• Task details
From the first line to the last, print the data exactly.

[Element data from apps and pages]
- - - - -
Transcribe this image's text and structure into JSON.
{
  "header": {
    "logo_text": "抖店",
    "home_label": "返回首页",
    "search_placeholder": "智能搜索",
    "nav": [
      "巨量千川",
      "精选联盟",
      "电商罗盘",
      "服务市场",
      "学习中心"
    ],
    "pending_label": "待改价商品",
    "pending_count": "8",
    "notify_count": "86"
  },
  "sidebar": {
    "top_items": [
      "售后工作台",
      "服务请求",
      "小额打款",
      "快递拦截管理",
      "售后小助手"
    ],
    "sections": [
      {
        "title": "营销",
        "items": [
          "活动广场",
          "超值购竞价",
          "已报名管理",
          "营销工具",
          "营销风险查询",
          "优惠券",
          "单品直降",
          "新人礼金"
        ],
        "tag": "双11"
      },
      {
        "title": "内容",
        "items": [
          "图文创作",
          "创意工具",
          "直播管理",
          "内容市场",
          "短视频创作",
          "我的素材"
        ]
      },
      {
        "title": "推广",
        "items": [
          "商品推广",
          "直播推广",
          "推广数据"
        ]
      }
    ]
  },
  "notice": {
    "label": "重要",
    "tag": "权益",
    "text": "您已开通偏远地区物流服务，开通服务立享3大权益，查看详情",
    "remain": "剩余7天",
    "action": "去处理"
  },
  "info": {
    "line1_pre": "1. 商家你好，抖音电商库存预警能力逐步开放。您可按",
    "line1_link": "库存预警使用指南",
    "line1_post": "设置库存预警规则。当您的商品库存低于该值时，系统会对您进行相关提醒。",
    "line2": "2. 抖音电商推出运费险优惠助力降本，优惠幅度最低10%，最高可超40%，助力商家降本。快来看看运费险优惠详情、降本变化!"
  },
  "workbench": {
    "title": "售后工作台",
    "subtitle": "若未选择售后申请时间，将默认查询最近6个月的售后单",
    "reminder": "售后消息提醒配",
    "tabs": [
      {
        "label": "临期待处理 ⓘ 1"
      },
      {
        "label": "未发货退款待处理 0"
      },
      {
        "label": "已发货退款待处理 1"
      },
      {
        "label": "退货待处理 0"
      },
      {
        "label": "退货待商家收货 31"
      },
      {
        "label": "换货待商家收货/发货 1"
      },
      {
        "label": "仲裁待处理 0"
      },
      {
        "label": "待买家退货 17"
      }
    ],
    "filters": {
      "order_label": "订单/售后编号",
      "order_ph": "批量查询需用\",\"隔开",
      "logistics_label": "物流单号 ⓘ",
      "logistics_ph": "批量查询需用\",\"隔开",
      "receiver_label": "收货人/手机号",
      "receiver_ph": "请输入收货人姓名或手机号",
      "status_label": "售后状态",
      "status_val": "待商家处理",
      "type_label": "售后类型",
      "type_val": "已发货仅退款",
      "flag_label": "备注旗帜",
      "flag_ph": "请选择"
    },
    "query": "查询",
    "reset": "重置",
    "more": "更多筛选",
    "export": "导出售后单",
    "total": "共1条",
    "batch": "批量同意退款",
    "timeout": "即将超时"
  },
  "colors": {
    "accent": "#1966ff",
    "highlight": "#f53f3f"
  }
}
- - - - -
• Exercise result
Transcribe this image's text and structure into JSON.
{
  "header": {
    "logo_text": "抖店",
    "home_label": "返回首页",
    "search_placeholder": "智能搜索",
    "nav": [
      "巨量千川",
      "精选联盟",
      "电商罗盘",
      "服务市场",
      "学习中心"
    ],
    "pending_label": "待改价商品",
    "pending_count": "8",
    "notify_count": "86"
  },
  "sidebar": {
    "top_items": [
      "售后工作台",
      "服务请求",
      "小额打款",
      "快递拦截管理",
      "售后小助手"
    ],
    "sections": [
      {
        "title": "营销",
        "items": [
          "活动广场",
          "超值购竞价",
          "已报名管理",
          "营销工具",
          "营销风险查询",
          "优惠券",
          "单品直降",
          "新人礼金"
        ],
        "tag": "双11"
      },
      {
        "title": "内容",
        "items": [
          "图文创作",
          "创意工具",
          "直播管理",
          "内容市场",
          "短视频创作",
          "我的素材"
        ]
      },
      {
        "title": "推广",
        "items": [
          "商品推广",
          "直播推广",
          "推广数据"
        ]
      }
    ]
  },
  "notice": {
    "label": "重要",
    "tag": "权益",
    "text": "您已开通偏远地区物流服务，开通服务立享3大权益，查看详情",
    "remain": "剩余7天",
    "action": "去处理"
  },
  "info": {
    "line1_pre": "1. 商家你好，抖音电商库存预警能力逐步开放。您可按",
    "line1_link": "库存预警使用指南",
    "line1_post": "设置库存预警规则。当您的商品库存低于该值时，系统会对您进行相关提醒。",
    "line2": "2. 抖音电商推出运费险优惠助力降本，优惠幅度最低10%，最高可超40%，助力商家降本。快来看看运费险优惠详情、降本变化!"
  },
  "workbench": {
    "title": "售后工作台",
    "subtitle": "若未选择售后申请时间，将默认查询最近6个月的售后单",
    "reminder": "售后消息提醒配",
    "tabs": [
      {
        "label": "临期待处理 ⓘ 1"
      },
      {
        "label": "未发货退款待处理 0"
      },
      {
        "label": "已发货退款待处理 1"
      },
      {
        "label": "退货待处理 0"
      },
      {
        "label": "退货待商家收货 31"
      },
      {
        "label": "换货待商家收货/发货 1"
      },
      {
        "label": "仲裁待处理 0"
      },
      {
        "label": "待买家退货 17"
      }
    ],
    "filters": {
      "order_label": "订单/售后编号",
      "order_ph": "批量查询需用\",\"隔开",
      "logistics_label": "物流单号 ⓘ",
      "logistics_ph": "批量查询需用\",\"隔开",
      "receiver_label": "收货人/手机号",
      "receiver_ph": "请输入收货人姓名或手机号",
      "status_label": "售后状态",
      "status_val": "待商家处理",
      "type_label": "售后类型",
      "type_val": "已发货仅退款",
      "flag_label": "备注旗帜",
      "flag_ph": "请选择"
    },
    "query": "查询",
    "reset": "重置",
    "more": "更多筛选",
    "export": "导出售后单",
    "total": "共1条",
    "batch": "批量同意退款",
    "timeout": "即将超时"
  },
  "colors": {
    "accent": "#1966ff",
    "highlight": "#f53f3f"
  }
}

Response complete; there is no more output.